Search
Generic filters
Exact matches only
Filter by Categories
Ant Information
Cockroach Information
Latest News - E-News
Latest News - General
Latest News - Magazine
MEDIA
All
Pest ID
PPM Magazine
PPM Pest E-News
Scientific Papers
Videos
Open to the Public
Pest Pulse
Premium Blogs
Spider Information
Termite Information
Wasp Information
Filter by content type
Taxonomy terms

MOUSE FORECAST STAYS LOW FOR 2019

After recent years of high mouse populations, 2019 looks set to be a quiet year, with dry conditions keeping breeding rates low.

 

According to a report from the Centre for Invasive Species, a study funded by the Grains Research and Development Corporation (GRDC) shows that the likelihood of a rural mouse outbreak in 2019 is low.

Within Australia, mouse plagues occur regularly only in the southern and eastern grain belts. Surveillance is in place across these areas, monitoring mouse populations in typical farming systems in WA, SA, VIC, QLD and NSW. The monitoring provides data on the size (abundance) of mouse populations, their breeding status and overall activity.

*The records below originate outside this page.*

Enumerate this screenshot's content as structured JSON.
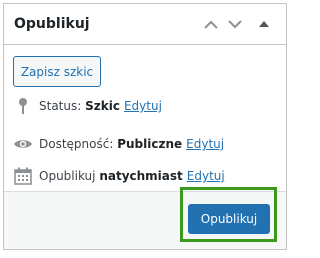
{
  "panel": {
    "title": "Opublikuj",
    "move_up_icon": "chevron-up-icon",
    "move_down_icon": "chevron-down-icon",
    "toggle_icon": "triangle-up-icon"
  },
  "save_draft_label": "Zapisz szkic",
  "status": {
    "icon": "pin-icon",
    "label": "Status:",
    "value": "Szkic",
    "edit_label": "Edytuj"
  },
  "visibility": {
    "icon": "eye-icon",
    "label": "Dostępność:",
    "value": "Publiczne",
    "edit_label": "Edytuj"
  },
  "schedule": {
    "icon": "calendar-icon",
    "label": "Opublikuj",
    "value": "natychmiast",
    "edit_label": "Edytuj"
  },
  "publish_label": "Opublikuj",
  "colors": {
    "accent": "#2271b1",
    "highlight": "#3a9a1e",
    "border": "#c3c4c7",
    "footer_bg": "#f6f7f7"
  }
}
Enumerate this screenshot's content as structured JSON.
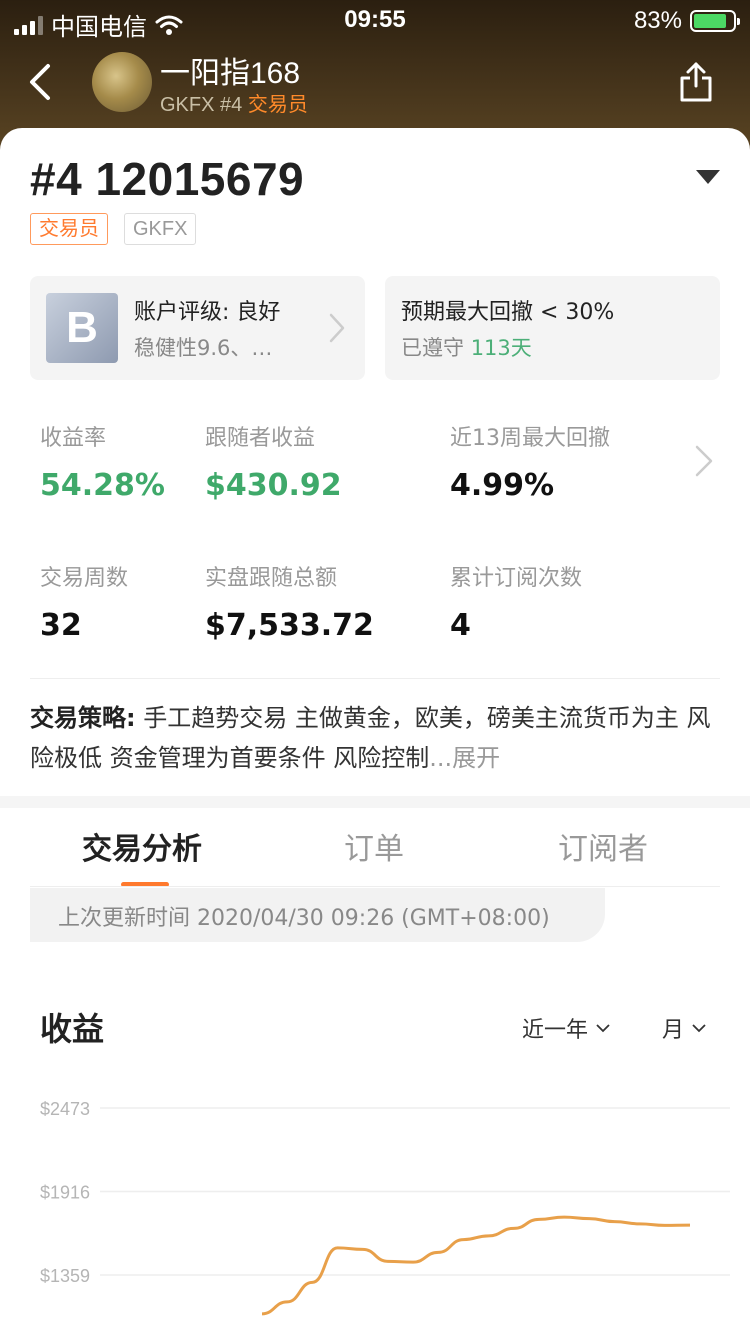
{
  "status_bar": {
    "carrier": "中国电信",
    "time": "09:55",
    "battery_pct": "83%"
  },
  "header": {
    "trader_name": "一阳指168",
    "broker": "GKFX",
    "rank": "#4",
    "role": "交易员"
  },
  "account": {
    "title": "#4 12015679",
    "tags": {
      "role": "交易员",
      "broker": "GKFX"
    }
  },
  "rating_box": {
    "grade": "B",
    "title": "账户评级: 良好",
    "subtitle": "稳健性9.6、…"
  },
  "drawdown_box": {
    "title": "预期最大回撤 < 30%",
    "prefix": "已遵守",
    "days": "113天"
  },
  "stats": {
    "return_rate": {
      "label": "收益率",
      "value": "54.28%"
    },
    "follower_profit": {
      "label": "跟随者收益",
      "value": "$430.92"
    },
    "max_drawdown_13w": {
      "label": "近13周最大回撤",
      "value": "4.99%"
    },
    "trade_weeks": {
      "label": "交易周数",
      "value": "32"
    },
    "live_follow_total": {
      "label": "实盘跟随总额",
      "value": "$7,533.72"
    },
    "subscriptions": {
      "label": "累计订阅次数",
      "value": "4"
    }
  },
  "strategy": {
    "label": "交易策略:",
    "text": " 手工趋势交易 主做黄金，欧美，磅美主流货币为主 风险极低 资金管理为首要条件 风险控制",
    "more": "...展开"
  },
  "tabs": [
    {
      "label": "交易分析",
      "active": true
    },
    {
      "label": "订单",
      "active": false
    },
    {
      "label": "订阅者",
      "active": false
    }
  ],
  "update_time": "上次更新时间 2020/04/30 09:26 (GMT+08:00)",
  "profit_section": {
    "title": "收益",
    "range_filter": "近一年",
    "period_filter": "月"
  },
  "colors": {
    "accent": "#ff7a2e",
    "positive": "#3fa96a",
    "line": "#e8a04a"
  },
  "chart_data": {
    "type": "line",
    "title": "",
    "y_ticks": [
      "$2473",
      "$1916",
      "$1359"
    ],
    "ylim": [
      1100,
      2550
    ],
    "x": [
      0,
      1,
      2,
      3,
      4,
      5,
      6,
      7,
      8,
      9,
      10,
      11,
      12,
      13,
      14,
      15,
      16,
      17
    ],
    "series": [
      {
        "values": [
          1100,
          1180,
          1310,
          1540,
          1530,
          1450,
          1445,
          1510,
          1595,
          1620,
          1670,
          1730,
          1745,
          1735,
          1715,
          1700,
          1690,
          1692
        ]
      }
    ]
  }
}
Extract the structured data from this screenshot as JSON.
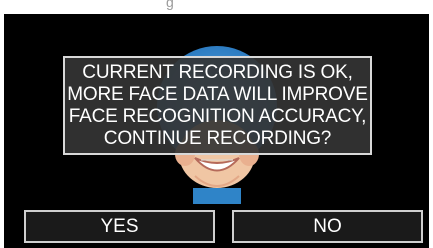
{
  "header": {
    "title_partial": "g"
  },
  "dialog": {
    "message": "CURRENT RECORDING IS OK,\nMORE FACE DATA WILL IMPROVE\nFACE RECOGNITION ACCURACY,\nCONTINUE RECORDING?"
  },
  "buttons": {
    "yes_label": "YES",
    "no_label": "NO"
  },
  "colors": {
    "background": "#000000",
    "dialog_bg": "#343434",
    "accent_blue": "#2f84c8"
  }
}
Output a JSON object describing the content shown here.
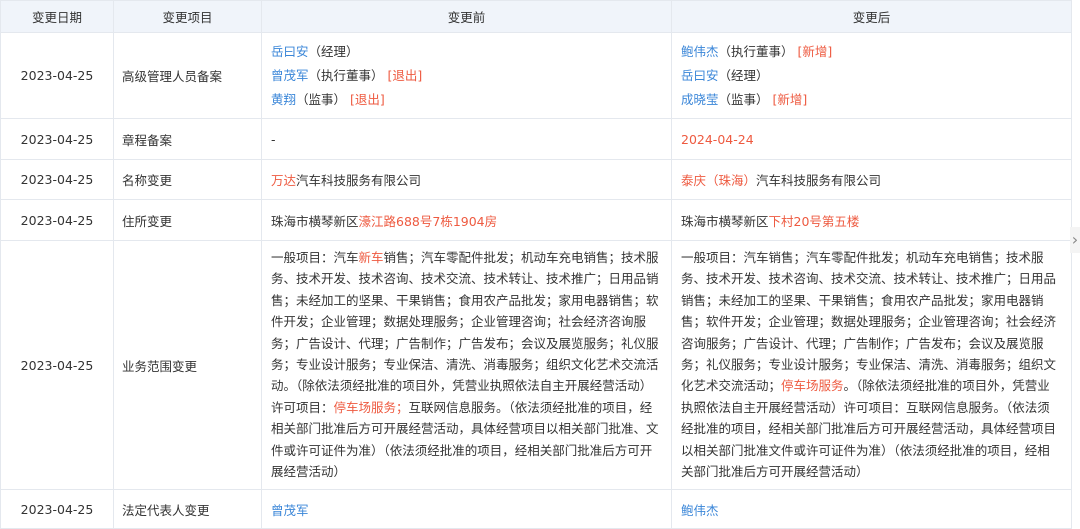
{
  "headers": {
    "date": "变更日期",
    "item": "变更项目",
    "before": "变更前",
    "after": "变更后"
  },
  "rows": [
    {
      "date": "2023-04-25",
      "item": "高级管理人员备案",
      "before": [
        {
          "name": "岳曰安",
          "role": "（经理）",
          "tag": ""
        },
        {
          "name": "曾茂军",
          "role": "（执行董事）",
          "tag": "[退出]"
        },
        {
          "name": "黄翔",
          "role": "（监事）",
          "tag": "[退出]"
        }
      ],
      "after": [
        {
          "name": "鲍伟杰",
          "role": "（执行董事）",
          "tag": "[新增]"
        },
        {
          "name": "岳曰安",
          "role": "（经理）",
          "tag": ""
        },
        {
          "name": "成晓莹",
          "role": "（监事）",
          "tag": "[新增]"
        }
      ]
    },
    {
      "date": "2023-04-25",
      "item": "章程备案",
      "before": "-",
      "after": "2024-04-24"
    },
    {
      "date": "2023-04-25",
      "item": "名称变更",
      "before_highlight": "万达",
      "before_rest": "汽车科技服务有限公司",
      "after_highlight": "泰庆（珠海）",
      "after_rest": "汽车科技服务有限公司"
    },
    {
      "date": "2023-04-25",
      "item": "住所变更",
      "before_plain": "珠海市横琴新区",
      "before_highlight": "濠江路688号7栋1904房",
      "after_plain": "珠海市横琴新区",
      "after_highlight": "下村20号第五楼"
    },
    {
      "date": "2023-04-25",
      "item": "业务范围变更",
      "before_1": "一般项目：汽车",
      "before_2": "新车",
      "before_3": "销售；汽车零配件批发；机动车充电销售；技术服务、技术开发、技术咨询、技术交流、技术转让、技术推广；日用品销售；未经加工的坚果、干果销售；食用农产品批发；家用电器销售；软件开发；企业管理；数据处理服务；企业管理咨询；社会经济咨询服务；广告设计、代理；广告制作；广告发布；会议及展览服务；礼仪服务；专业设计服务；专业保洁、清洗、消毒服务；组织文化艺术交流活动。（除依法须经批准的项目外，凭营业执照依法自主开展经营活动）许可项目：",
      "before_4": "停车场服务；",
      "before_5": "互联网信息服务。（依法须经批准的项目，经相关部门批准后方可开展经营活动，具体经营项目以相关部门批准、文件或许可证件为准）（依法须经批准的项目，经相关部门批准后方可开展经营活动）",
      "after_1": "一般项目：汽车销售；汽车零配件批发；机动车充电销售；技术服务、技术开发、技术咨询、技术交流、技术转让、技术推广；日用品销售；未经加工的坚果、干果销售；食用农产品批发；家用电器销售；软件开发；企业管理；数据处理服务；企业管理咨询；社会经济咨询服务；广告设计、代理；广告制作；广告发布；会议及展览服务；礼仪服务；专业设计服务；专业保洁、清洗、消毒服务；组织文化艺术交流活动；",
      "after_2": "停车场服务",
      "after_3": "。（除依法须经批准的项目外，凭营业执照依法自主开展经营活动）许可项目：互联网信息服务。（依法须经批准的项目，经相关部门批准后方可开展经营活动，具体经营项目以相关部门批准文件或许可证件为准）（依法须经批准的项目，经相关部门批准后方可开展经营活动）"
    },
    {
      "date": "2023-04-25",
      "item": "法定代表人变更",
      "before": "曾茂军",
      "after": "鲍伟杰"
    }
  ],
  "icons": {
    "scroll_right": "chevron-right-icon"
  },
  "colors": {
    "header_bg": "#f0f4fa",
    "link": "#3a86d8",
    "highlight": "#ee5a40",
    "border": "#e4e8ee"
  }
}
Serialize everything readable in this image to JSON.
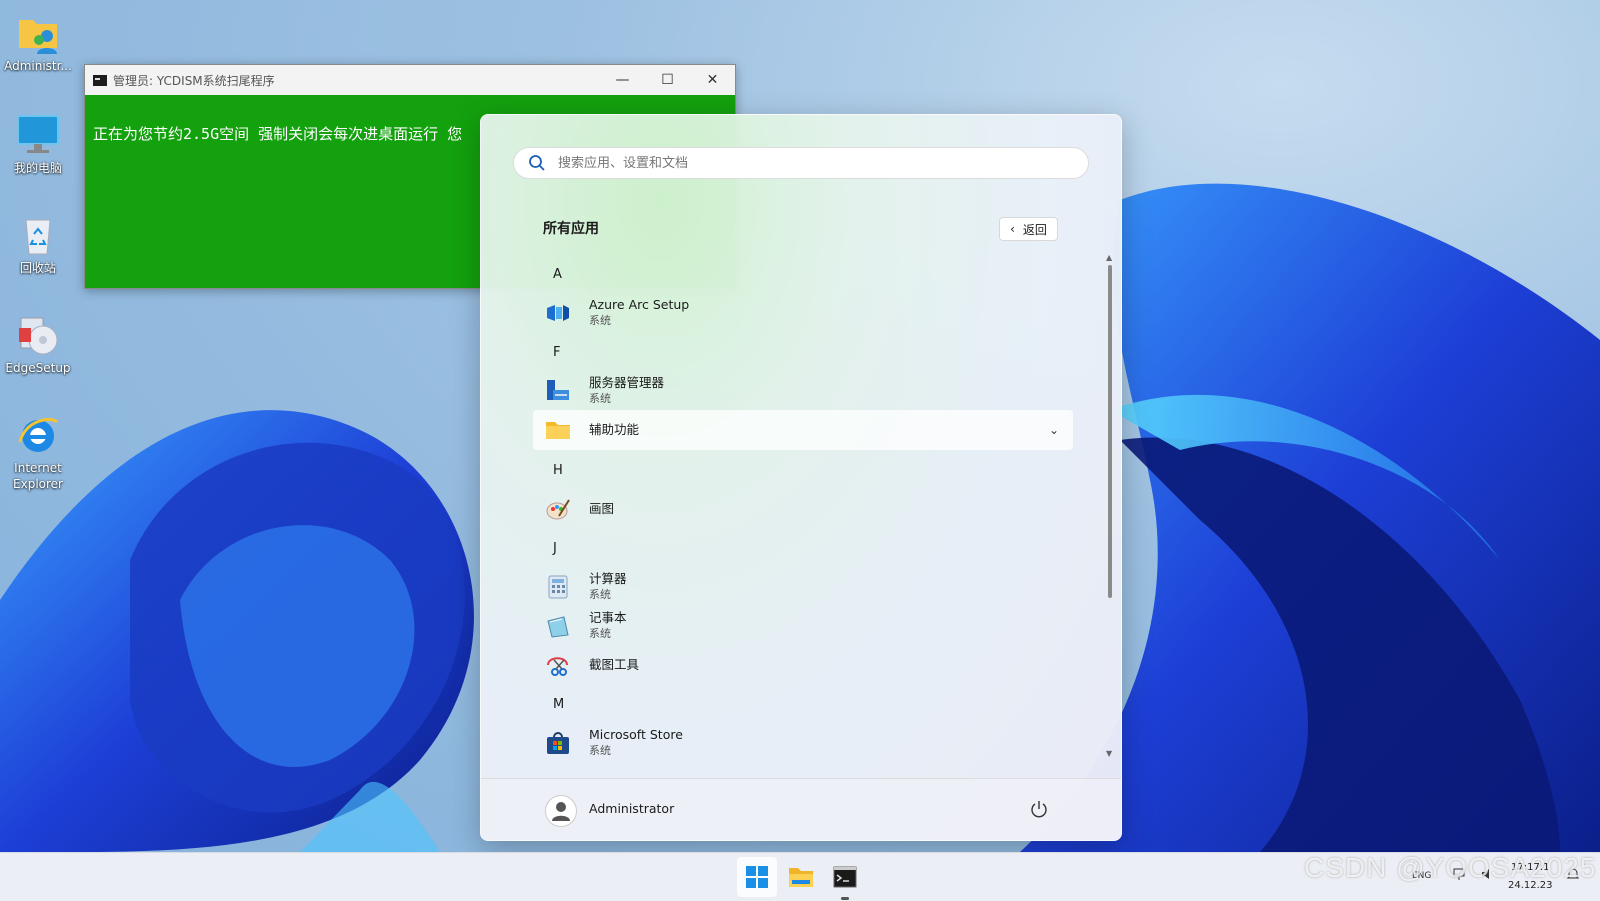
{
  "desktop_icons": [
    {
      "label": "Administr...",
      "icon": "user-folder-icon"
    },
    {
      "label": "我的电脑",
      "icon": "computer-icon"
    },
    {
      "label": "回收站",
      "icon": "recycle-bin-icon"
    },
    {
      "label": "EdgeSetup",
      "icon": "setup-icon"
    },
    {
      "label": "Internet\nExplorer",
      "icon": "internet-explorer-icon"
    }
  ],
  "console": {
    "title": "管理员:  YCDISM系统扫尾程序",
    "text": "正在为您节约2.5G空间 强制关闭会每次进桌面运行 您",
    "bg_color": "#13a10e"
  },
  "start_menu": {
    "search_placeholder": "搜索应用、设置和文档",
    "section_title": "所有应用",
    "back_label": "返回",
    "groups": [
      {
        "letter": "A",
        "apps": [
          {
            "name": "Azure Arc Setup",
            "sub": "系统",
            "icon": "azure-arc-icon"
          }
        ]
      },
      {
        "letter": "F",
        "apps": [
          {
            "name": "服务器管理器",
            "sub": "系统",
            "icon": "server-manager-icon"
          },
          {
            "name": "辅助功能",
            "sub": "",
            "icon": "folder-icon",
            "folder": true
          }
        ]
      },
      {
        "letter": "H",
        "apps": [
          {
            "name": "画图",
            "sub": "",
            "icon": "paint-icon"
          }
        ]
      },
      {
        "letter": "J",
        "apps": [
          {
            "name": "计算器",
            "sub": "系统",
            "icon": "calculator-icon"
          },
          {
            "name": "记事本",
            "sub": "系统",
            "icon": "notepad-icon"
          },
          {
            "name": "截图工具",
            "sub": "",
            "icon": "snipping-tool-icon"
          }
        ]
      },
      {
        "letter": "M",
        "apps": [
          {
            "name": "Microsoft Store",
            "sub": "系统",
            "icon": "store-icon"
          }
        ]
      }
    ],
    "user": "Administrator"
  },
  "taskbar": {
    "items": [
      "start-icon",
      "file-explorer-icon",
      "cmd-icon"
    ],
    "lang": "ENG",
    "time": "17:17:1",
    "date": "24.12.23"
  },
  "watermark": "CSDN @YOOSA2025"
}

The spring (September/October) 2018 surveillance recorded low mouse numbers across western, southern and northern regions, largely because of very dry conditions. At one site in the Wimmera region in VIC, trap success was recorded at just 1% and in Queensland zero mice were caught at the site near Darling Downs. Rains result in favourable conditions for mice through providing lots of good quality food, so the dry conditions experienced from April to October in the southern regions has kept the risk of a mouse plague very low.

Mice populations will continue to decline through winter, and they will not breed again until early spring, when levels are predicted to remain low. Northwest VIC has a status of low and Queensland very low to low.

While the media focus is frequently on the potential for a mouse plague in the rural areas, plague events have little impact on rodent issues in urban areas. “Even although mouse numbers are likely to be low in agriculture, as winter sets in mice will still invade our homes looking for warmth and shelter,” advised Andy Knox from Bell Laboratories.

However, pest managers operating throughout Australia’s grain-growing regions are being asked to record mouse sightings by visiting the MouseAlert website or by downloading the MouseAlert app on their smart devices. MouseAlert shows what activity is being reported locally and regionally and pest managers can add their own updates in under a minute.

Other recent magazine articles